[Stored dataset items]
+ + + + +
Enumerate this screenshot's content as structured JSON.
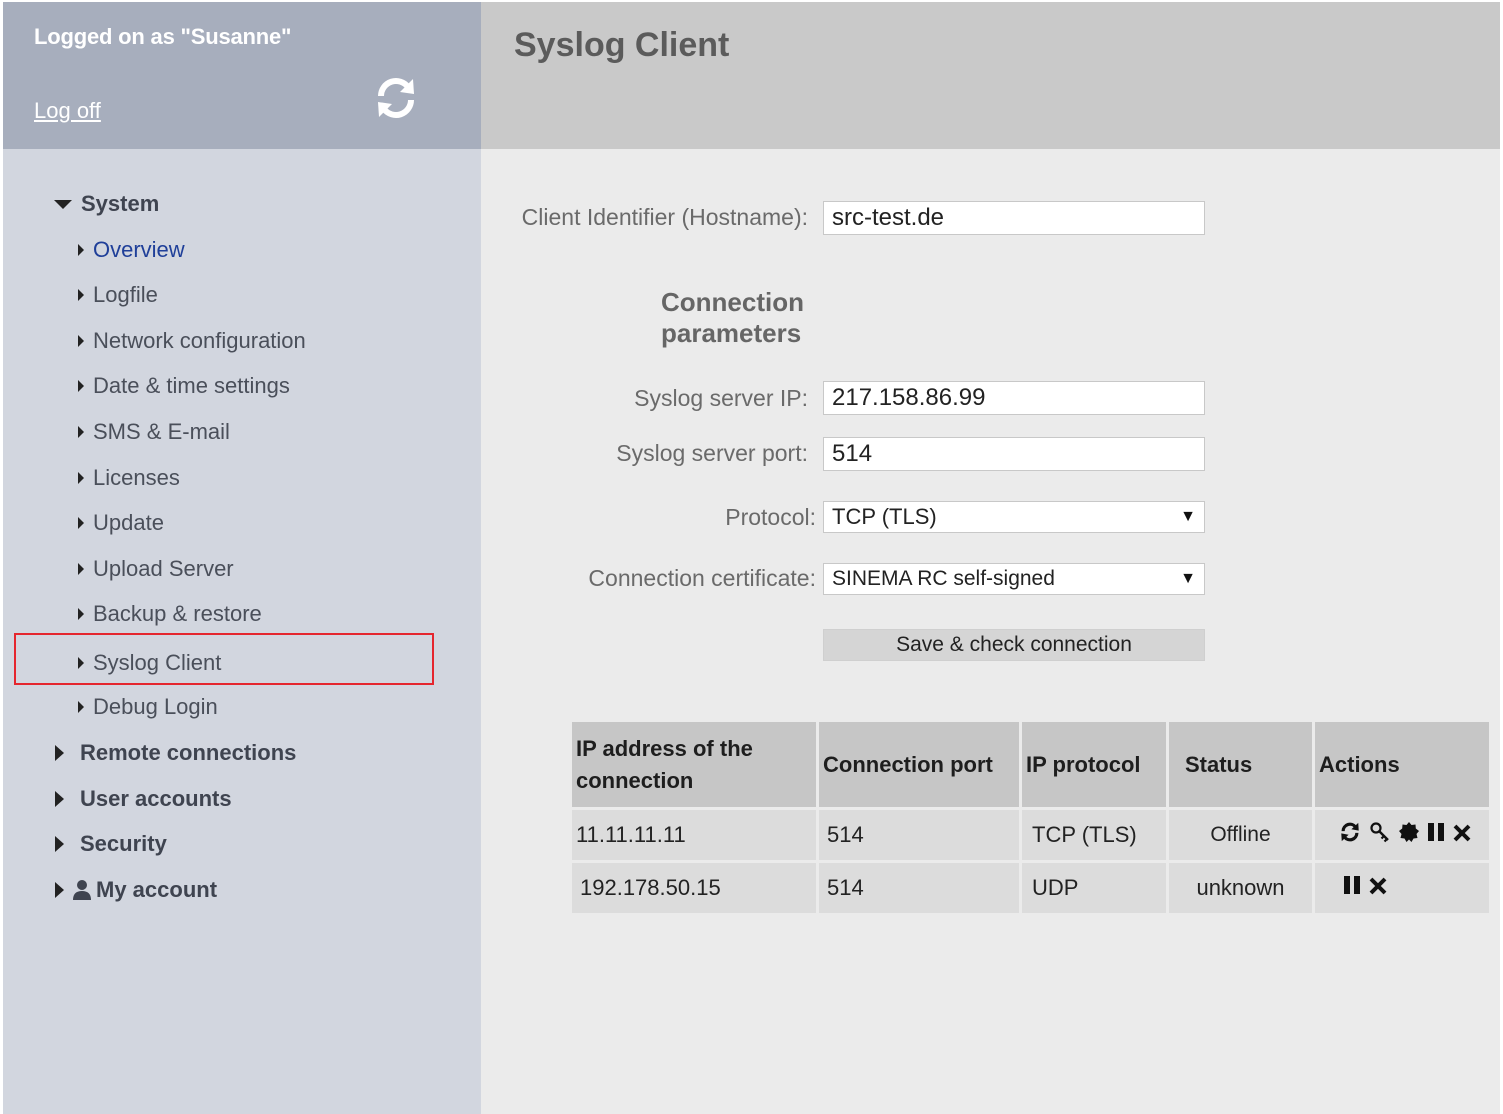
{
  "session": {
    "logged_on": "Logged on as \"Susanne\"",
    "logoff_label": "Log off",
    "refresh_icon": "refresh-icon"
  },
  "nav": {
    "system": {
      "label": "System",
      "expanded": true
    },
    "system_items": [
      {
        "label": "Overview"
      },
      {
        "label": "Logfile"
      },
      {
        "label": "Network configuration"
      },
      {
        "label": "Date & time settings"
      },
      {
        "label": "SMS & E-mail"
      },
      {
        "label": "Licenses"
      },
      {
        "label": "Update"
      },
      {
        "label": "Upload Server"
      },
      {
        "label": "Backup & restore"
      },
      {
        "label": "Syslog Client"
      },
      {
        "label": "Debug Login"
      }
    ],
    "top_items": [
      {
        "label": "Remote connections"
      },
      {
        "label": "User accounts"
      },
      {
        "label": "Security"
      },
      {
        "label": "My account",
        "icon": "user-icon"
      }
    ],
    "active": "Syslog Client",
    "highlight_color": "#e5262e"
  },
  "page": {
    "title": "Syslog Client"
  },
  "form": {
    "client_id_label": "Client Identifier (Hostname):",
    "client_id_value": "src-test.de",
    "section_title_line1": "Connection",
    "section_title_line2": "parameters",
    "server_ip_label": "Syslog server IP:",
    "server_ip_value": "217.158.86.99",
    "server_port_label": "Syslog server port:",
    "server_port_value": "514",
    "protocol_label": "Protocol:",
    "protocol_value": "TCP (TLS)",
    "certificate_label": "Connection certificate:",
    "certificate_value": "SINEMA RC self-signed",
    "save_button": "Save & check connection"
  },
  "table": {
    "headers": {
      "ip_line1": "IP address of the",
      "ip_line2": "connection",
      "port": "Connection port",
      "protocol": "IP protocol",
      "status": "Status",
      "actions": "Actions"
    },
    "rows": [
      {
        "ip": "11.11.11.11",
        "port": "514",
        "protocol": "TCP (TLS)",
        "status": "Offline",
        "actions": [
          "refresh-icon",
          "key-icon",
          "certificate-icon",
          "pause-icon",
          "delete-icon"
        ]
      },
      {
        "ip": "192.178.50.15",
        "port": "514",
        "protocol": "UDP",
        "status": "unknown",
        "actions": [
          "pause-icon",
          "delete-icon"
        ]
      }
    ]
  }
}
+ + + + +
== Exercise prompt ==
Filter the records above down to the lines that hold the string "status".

== Expected answer ==
      "status": "Status",
        "status": "Offline",
        "status": "unknown",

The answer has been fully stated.